» Work request
Among the entries below, tally each line in which the word "最小二乘法" is found, then state the tally alone.

» Supplied data

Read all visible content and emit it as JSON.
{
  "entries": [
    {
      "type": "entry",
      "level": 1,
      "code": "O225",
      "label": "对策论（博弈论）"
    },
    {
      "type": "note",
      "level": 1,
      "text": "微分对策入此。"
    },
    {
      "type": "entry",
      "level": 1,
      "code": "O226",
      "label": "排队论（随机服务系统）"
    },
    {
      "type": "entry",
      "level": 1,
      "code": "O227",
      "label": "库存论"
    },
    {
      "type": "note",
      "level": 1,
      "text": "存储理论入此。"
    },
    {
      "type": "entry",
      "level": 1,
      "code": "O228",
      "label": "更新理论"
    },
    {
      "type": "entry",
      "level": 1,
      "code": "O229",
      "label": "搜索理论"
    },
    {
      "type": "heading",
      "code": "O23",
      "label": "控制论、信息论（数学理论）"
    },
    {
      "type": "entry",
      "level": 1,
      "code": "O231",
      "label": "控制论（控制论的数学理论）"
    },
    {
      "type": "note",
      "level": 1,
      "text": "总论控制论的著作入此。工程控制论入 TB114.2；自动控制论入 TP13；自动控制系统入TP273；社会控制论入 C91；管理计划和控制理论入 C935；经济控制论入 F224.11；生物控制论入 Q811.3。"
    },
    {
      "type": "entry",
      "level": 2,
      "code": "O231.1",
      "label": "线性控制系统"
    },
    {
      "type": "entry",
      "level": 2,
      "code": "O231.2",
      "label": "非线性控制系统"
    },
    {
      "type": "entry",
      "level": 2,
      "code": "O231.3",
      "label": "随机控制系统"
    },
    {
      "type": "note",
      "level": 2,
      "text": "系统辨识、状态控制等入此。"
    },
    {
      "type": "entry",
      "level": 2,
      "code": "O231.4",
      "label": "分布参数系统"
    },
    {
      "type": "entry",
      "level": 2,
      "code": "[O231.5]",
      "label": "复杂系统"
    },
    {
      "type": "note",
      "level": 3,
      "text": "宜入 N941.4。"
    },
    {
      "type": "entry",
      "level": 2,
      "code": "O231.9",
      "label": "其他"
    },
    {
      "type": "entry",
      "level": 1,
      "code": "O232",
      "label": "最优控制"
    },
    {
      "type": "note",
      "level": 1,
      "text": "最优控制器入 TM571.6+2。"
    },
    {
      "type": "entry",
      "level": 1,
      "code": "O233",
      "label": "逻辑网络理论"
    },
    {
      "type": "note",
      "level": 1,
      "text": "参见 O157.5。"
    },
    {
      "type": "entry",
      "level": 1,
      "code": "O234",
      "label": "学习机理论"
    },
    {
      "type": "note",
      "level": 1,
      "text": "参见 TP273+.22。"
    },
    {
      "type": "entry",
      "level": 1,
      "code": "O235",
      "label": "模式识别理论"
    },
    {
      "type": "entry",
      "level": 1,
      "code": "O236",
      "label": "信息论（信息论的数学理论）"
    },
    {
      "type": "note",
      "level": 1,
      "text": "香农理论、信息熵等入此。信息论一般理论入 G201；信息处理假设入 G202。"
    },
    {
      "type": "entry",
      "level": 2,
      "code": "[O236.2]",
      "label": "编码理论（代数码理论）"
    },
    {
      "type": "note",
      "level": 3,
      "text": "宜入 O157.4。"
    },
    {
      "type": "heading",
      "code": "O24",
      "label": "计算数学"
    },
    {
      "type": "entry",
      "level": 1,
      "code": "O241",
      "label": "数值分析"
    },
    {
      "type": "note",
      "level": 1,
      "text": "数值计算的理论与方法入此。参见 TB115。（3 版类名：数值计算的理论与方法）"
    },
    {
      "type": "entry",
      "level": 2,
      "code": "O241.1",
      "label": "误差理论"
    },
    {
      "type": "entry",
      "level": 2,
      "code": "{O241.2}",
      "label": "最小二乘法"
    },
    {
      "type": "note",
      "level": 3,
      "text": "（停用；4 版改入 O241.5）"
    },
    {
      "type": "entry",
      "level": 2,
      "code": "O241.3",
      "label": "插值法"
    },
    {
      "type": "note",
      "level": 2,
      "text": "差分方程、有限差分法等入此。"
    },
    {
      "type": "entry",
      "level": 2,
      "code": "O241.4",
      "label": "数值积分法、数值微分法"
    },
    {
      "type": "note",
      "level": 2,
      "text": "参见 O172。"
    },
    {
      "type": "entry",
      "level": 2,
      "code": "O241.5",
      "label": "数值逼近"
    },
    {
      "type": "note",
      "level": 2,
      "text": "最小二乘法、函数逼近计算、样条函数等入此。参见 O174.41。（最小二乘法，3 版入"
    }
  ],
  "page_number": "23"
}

» Response box
2